Sunday, March 15, 2009

From the Week of March 15th

2e NEWSLETTER ON FACEBOOK. We've established a FaceBook presence for 2e Newsletter. If subscribers or readers of this blog care to leave comments there or start discussions, feel free. We'll be adding content as we go along. We'll see if it turns out to be useful to anyone, but we couldn't resist the peer pressure. It's a business page, not a personal page, so the features are somewhat different -- we can't invite "friends," for example. But we can have "fans," so feel free to sign up just in case you might miss something by not being a fan. Suggestions for 2e Newsletter's FaceBook presence are welcome. Check us out at www.facebook.com; be a fan!

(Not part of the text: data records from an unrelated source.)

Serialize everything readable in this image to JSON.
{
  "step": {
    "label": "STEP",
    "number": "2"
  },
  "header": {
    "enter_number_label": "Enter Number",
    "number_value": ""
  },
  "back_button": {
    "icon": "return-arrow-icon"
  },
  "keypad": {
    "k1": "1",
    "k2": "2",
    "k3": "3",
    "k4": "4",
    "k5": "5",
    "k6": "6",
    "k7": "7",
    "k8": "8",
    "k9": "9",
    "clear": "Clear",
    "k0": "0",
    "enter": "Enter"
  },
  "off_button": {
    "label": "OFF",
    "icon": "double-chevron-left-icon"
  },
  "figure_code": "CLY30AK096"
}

IT'S NOT NATIONAL DYSLEXIA WEEK, but you wouldn't know that from the news items that came our way from a variety of sources. A Science Daily report covered an fMRI study showing differences in brain activation in dyslexic versus non-dyslexic readers. And LD Newsline Weekly pointed us to several items: a two-part report from a Vermont television station on a school for dyslexic children and a profile of a skilled, dyslexic carpenter with an IQ in the 99th percentile who can "memorize just about anything"; and a link to an audio from World Radio on dealing with dyslexia -- recognizing symptoms and how to address them.

DYSPRAXIC ACHIEVERS. LD Newsline Weekly also pointed us to an article in a Dublin, Ireland, newspaper about dyspraxia, a difficulty in planning and executing certain movements. The article notes that the young male lead in Harry Potter movies suffers from the condition, and goes on to profile how a young Dublin theater professional deals with dyspraxia. Read it.

HOW MANY MIPS FOR GIFTEDNESS? Computer scientists measure processing speed in millions of instructions per second (MIPS), the number of commands a processing unit can handle. Neuroscientists have now found that neural processing speed is linked to the speed with which axons transmit signals, which is in turn determined by the thickness of the myelin "insulation" on the axons, which is in turn genetically influenced by genetics. Find out more.

DOES MUSIC MAKE YOU SMARTER? In some ways, apparently. Children exposed to a multi-year program involving training in increasingly complex rhythmic, tonal, and practical skills display superior cognitive performance in reading skills compared with their non-musically trained peers, according to a study published in the journal Psychology of Music and reported in Science Daily. Find out more.

TRANSITION PLANS FOR COLLEGE. An article in Education Week covers IDEA and planning for the transition from high school to college for students with disabilities. Find out what's supposed to happen in high school -- and how things are different once the student gets to college. Read the article.

GIFTED ACHIEVER IN NEW ZEALAND. Let's see -- according to the New Zealand Herald, an 18-year-old young woman has achieved the highest scores in national scholarship tests for three different subjects; gained scholarships in three more subject areas; received a national award for a renewable-energy research project; and was the top-scoring Kiwi at a worldwide chemistry Olympiad. She is also a musician, debater, and writer. Read the article.

EQUITY FOR GIFTED STUDENTS has popped up in Pennsylvania recently, according to an article in the Pittsburgh Tribune-Review. The article notes a past trend to pay more attention to struggling students than to gifted students in Pennsylvania schools, and says that many blame NCLB for that. However, a recent state law will help emphasize special programs for the gifted. The article describes the way various schools attempt to meet the needs of the gifted, including with differentiated instruction. One gifted ed advocate is quoted as saying, "Many people believe that gifted kids can take care of themselves." Sound familiar? Read the article.

BIBLIOTHERAPY FOR GIFTED KIDS. That's the topic of Tamara Fisher's most recent post at "Unwrapping the Gifted." See the blog links to the right.

2 comments:

Nancy said...

I can't find you on Facebook. I did a search for 2e Newsletter but was unable to get anything at all. Can you help me find you?

J Mark said...

You're right! Can't explain it, but updated the link so that it takes readers directly to the 2e Newsletter page on Facebook. Thanks for pointing this out.